_TASK INSTRUCTIONS_. Look through the material beneath and copy each line with the word "true".

^^^^^^^^

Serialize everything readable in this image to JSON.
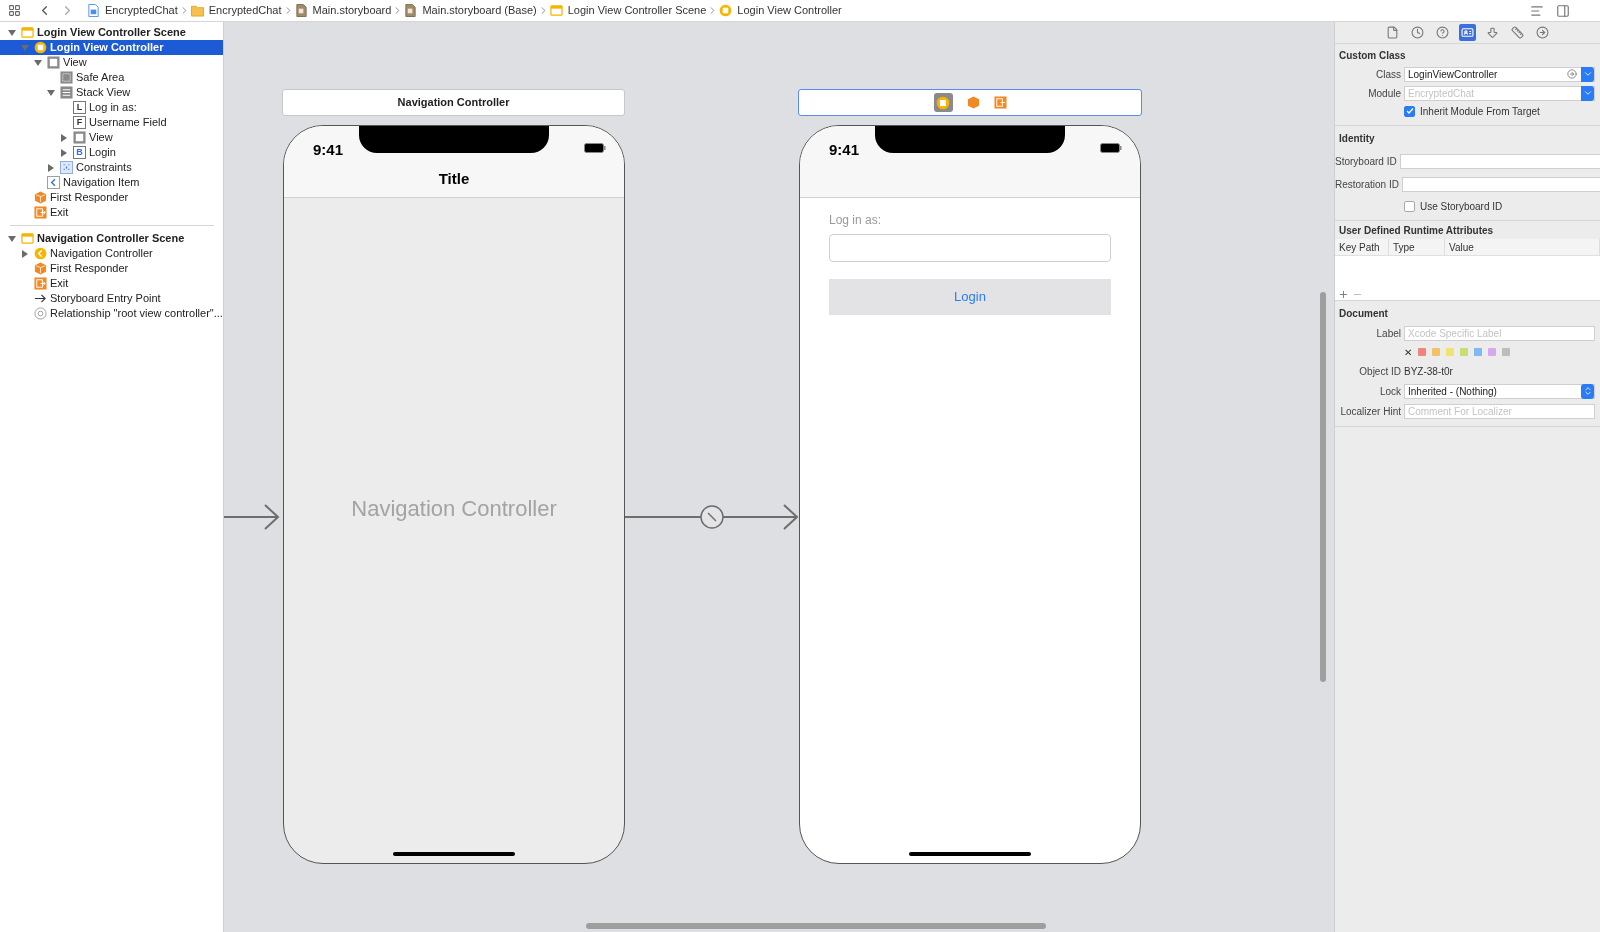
{
  "toolbar": {
    "breadcrumbs": [
      {
        "label": "EncryptedChat",
        "kind": "project"
      },
      {
        "label": "EncryptedChat",
        "kind": "folder"
      },
      {
        "label": "Main.storyboard",
        "kind": "storyboard"
      },
      {
        "label": "Main.storyboard (Base)",
        "kind": "storyboard"
      },
      {
        "label": "Login View Controller Scene",
        "kind": "scene"
      },
      {
        "label": "Login View Controller",
        "kind": "controller"
      }
    ]
  },
  "outline": [
    {
      "label": "Login View Controller Scene",
      "kind": "scene",
      "expanded": true,
      "selected": false,
      "children": [
        {
          "label": "Login View Controller",
          "kind": "controller",
          "expanded": true,
          "selected": true,
          "children": [
            {
              "label": "View",
              "kind": "view",
              "expanded": true,
              "selected": false,
              "children": [
                {
                  "label": "Safe Area",
                  "kind": "safe-area",
                  "selected": false
                },
                {
                  "label": "Stack View",
                  "kind": "stack",
                  "expanded": true,
                  "selected": false,
                  "children": [
                    {
                      "label": "Log in as:",
                      "kind": "label",
                      "glyph": "L",
                      "selected": false
                    },
                    {
                      "label": "Username Field",
                      "kind": "field",
                      "glyph": "F",
                      "selected": false
                    },
                    {
                      "label": "View",
                      "kind": "view",
                      "expanded": false,
                      "selected": false
                    },
                    {
                      "label": "Login",
                      "kind": "button",
                      "glyph": "B",
                      "expanded": false,
                      "selected": false
                    }
                  ]
                },
                {
                  "label": "Constraints",
                  "kind": "constraints",
                  "expanded": false,
                  "selected": false
                }
              ]
            },
            {
              "label": "Navigation Item",
              "kind": "nav-item",
              "selected": false
            }
          ]
        },
        {
          "label": "First Responder",
          "kind": "responder",
          "selected": false
        },
        {
          "label": "Exit",
          "kind": "exit",
          "selected": false
        }
      ]
    },
    {
      "label": "Navigation Controller Scene",
      "kind": "scene",
      "expanded": true,
      "selected": false,
      "children": [
        {
          "label": "Navigation Controller",
          "kind": "nav-controller",
          "expanded": false,
          "selected": false
        },
        {
          "label": "First Responder",
          "kind": "responder",
          "selected": false
        },
        {
          "label": "Exit",
          "kind": "exit",
          "selected": false
        },
        {
          "label": "Storyboard Entry Point",
          "kind": "entry",
          "selected": false
        },
        {
          "label": "Relationship \"root view controller\"...",
          "kind": "relationship",
          "selected": false
        }
      ]
    }
  ],
  "canvas": {
    "navigation_scene": {
      "title": "Navigation Controller",
      "time": "9:41",
      "nav_title": "Title",
      "placeholder": "Navigation Controller"
    },
    "login_scene": {
      "selected": true,
      "time": "9:41",
      "field_label": "Log in as:",
      "button": "Login"
    }
  },
  "inspector": {
    "tabs": [
      {
        "kind": "file",
        "selected": false
      },
      {
        "kind": "history",
        "selected": false
      },
      {
        "kind": "help",
        "selected": false
      },
      {
        "kind": "identity",
        "selected": true
      },
      {
        "kind": "attributes",
        "selected": false
      },
      {
        "kind": "size",
        "selected": false
      },
      {
        "kind": "connections",
        "selected": false
      }
    ],
    "custom_class": {
      "title": "Custom Class",
      "class_label": "Class",
      "class_value": "LoginViewController",
      "module_label": "Module",
      "module_placeholder": "EncryptedChat",
      "inherit_label": "Inherit Module From Target",
      "inherit_checked": true
    },
    "identity": {
      "title": "Identity",
      "storyboard_id_label": "Storyboard ID",
      "restoration_id_label": "Restoration ID",
      "use_storyboard_label": "Use Storyboard ID",
      "use_storyboard_checked": false
    },
    "runtime_attributes": {
      "title": "User Defined Runtime Attributes",
      "columns": [
        "Key Path",
        "Type",
        "Value"
      ]
    },
    "document": {
      "title": "Document",
      "label_label": "Label",
      "label_placeholder": "Xcode Specific Label",
      "clear": "✕",
      "swatches": [
        {
          "color": "#f0837c"
        },
        {
          "color": "#f5bf6b"
        },
        {
          "color": "#f2e36e"
        },
        {
          "color": "#c5df6c"
        },
        {
          "color": "#7fb8f5"
        },
        {
          "color": "#d6a9ea"
        },
        {
          "color": "#bdbdbd"
        }
      ],
      "object_id_label": "Object ID",
      "object_id": "BYZ-38-t0r",
      "lock_label": "Lock",
      "lock_value": "Inherited - (Nothing)",
      "hint_label": "Localizer Hint",
      "hint_placeholder": "Comment For Localizer"
    }
  }
}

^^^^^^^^

_ANSWER AREA_.
      "expanded": true,
          "expanded": true,
          "selected": true,
              "expanded": true,
                  "expanded": true,
      "expanded": true,
      "selected": true,
        "selected": true
      "inherit_checked": true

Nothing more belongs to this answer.